Narisetti says that engagement -- that same kind of engagement that digital subscription-selling news publishers now highly prize -- is core to this commerce business.
"Seventy percent of our commerce audience is organic, direct or recirculation from within our GMG network," Narisetti said. "We don't buy commerce audience. Our Facebook numbers are in the lower double digits, slightly higher for some, slightly lower for some, so a significant proportion of our traffic comes directly."
How profitable is this business?
"Well, it depends on how you measure margins, right?," said Felipe Holguin, now president and COO of Univision's Fusion Media Group, which includes the GMG sites and others. "This is incremental revenue. All you're doing is supporting certain articles or certain identified promotions. The cost is minimal, but the margin on e-commerce is huge.
"We've got four or five people who are writing the deals stuff; they're essentially content creators on the ad side. That's your sunk cost, and then the more you can spin this, there's essentially no additional cost. As the team gets bigger, the costs will increase, but hopefully it will be tied to increased revenues."
It is a separate-from-the-newsroom commercial writing team that puts together what add up to dozens of deals on any given day.
The widening Univision commerce strategy
If we are to understand the emerging Univision digital strategy, we first have to understand the composition of this new Univision.
There's the Spanish-language TV Univision itself, the country's fifth-largest network, which continues to move through its own set of trials and tribulations and is often rumored for sale or a public debut. It's a legacy business trying to find growth.

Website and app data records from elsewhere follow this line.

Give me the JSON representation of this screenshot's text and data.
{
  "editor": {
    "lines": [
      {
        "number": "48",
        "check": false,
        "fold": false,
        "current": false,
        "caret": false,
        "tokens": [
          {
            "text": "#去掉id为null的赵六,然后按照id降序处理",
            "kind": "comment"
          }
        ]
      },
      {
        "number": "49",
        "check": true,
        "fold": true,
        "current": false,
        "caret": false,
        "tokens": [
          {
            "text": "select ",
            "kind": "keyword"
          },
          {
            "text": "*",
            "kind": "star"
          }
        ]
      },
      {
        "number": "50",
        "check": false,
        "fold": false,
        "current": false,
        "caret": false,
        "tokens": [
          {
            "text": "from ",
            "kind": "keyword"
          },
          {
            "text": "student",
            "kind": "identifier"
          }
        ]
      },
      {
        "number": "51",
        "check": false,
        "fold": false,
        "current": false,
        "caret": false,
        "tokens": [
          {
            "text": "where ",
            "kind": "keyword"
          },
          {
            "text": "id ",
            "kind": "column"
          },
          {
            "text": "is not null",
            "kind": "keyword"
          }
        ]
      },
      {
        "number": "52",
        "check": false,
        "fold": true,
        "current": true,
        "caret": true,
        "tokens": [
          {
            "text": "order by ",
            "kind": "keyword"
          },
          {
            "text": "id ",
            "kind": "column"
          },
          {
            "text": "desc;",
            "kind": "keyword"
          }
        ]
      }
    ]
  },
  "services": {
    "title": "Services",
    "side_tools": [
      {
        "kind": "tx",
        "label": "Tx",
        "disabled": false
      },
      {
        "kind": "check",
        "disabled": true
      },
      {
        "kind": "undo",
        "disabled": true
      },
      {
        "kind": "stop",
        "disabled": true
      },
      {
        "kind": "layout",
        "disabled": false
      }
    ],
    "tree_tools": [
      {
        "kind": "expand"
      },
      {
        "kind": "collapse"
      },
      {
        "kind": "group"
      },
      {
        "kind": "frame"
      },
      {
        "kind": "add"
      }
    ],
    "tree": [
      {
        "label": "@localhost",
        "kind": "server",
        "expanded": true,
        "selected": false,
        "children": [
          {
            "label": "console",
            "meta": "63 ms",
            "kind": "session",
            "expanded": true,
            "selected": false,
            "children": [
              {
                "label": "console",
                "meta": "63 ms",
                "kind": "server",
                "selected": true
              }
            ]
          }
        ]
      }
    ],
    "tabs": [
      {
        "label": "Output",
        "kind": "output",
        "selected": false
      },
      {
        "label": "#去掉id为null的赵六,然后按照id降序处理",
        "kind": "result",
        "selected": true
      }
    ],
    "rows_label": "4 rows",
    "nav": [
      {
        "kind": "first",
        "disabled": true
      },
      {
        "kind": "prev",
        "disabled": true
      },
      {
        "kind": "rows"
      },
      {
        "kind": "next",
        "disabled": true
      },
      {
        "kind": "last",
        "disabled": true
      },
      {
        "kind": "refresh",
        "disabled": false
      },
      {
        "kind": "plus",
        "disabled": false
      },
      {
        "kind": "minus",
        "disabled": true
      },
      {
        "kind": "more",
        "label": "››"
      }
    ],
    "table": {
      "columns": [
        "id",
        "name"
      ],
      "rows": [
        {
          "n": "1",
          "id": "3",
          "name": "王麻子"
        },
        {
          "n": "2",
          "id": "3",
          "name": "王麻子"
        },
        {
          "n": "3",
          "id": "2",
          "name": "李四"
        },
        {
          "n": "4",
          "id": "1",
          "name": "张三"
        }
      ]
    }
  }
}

In less than two years, Isaac Lee, now Univision's chief content officer and overseer of its digital businesses, has crafted a wide portfolio of digital properties, in part to provide that growth engine. This evolving collection of properties -- which may still find new additions -- tells us where the mothership -- Univision itself, a company with about $3 billion in revenue -- may be going.
You may not immediately recognize all of Univision's new offspring or know how they are related.
It's a cheaper by the dozen, hard-to-recognize family that Univision has become almost overnight, and almost all by adoption.
Today, its Gizmodo Media Group contains the six properties it got from the Gawker deal and two added in to the group, which was just christened in the fall. The Root, the impressive digital-only African-American news site Univision bought from Graham Holdings (GHC) two years ago, is now part of GMG. Then there's its homegrown Fusion.net, which has seen an eventful short life. Disney's (DIS) ABC and Univision created Fusion in October 2013 as a much-ballyhooed TV/digital, 50-50 partnership (that's the fusion) site aimed at millennials, with an emphasis on English-speaking Hispanics.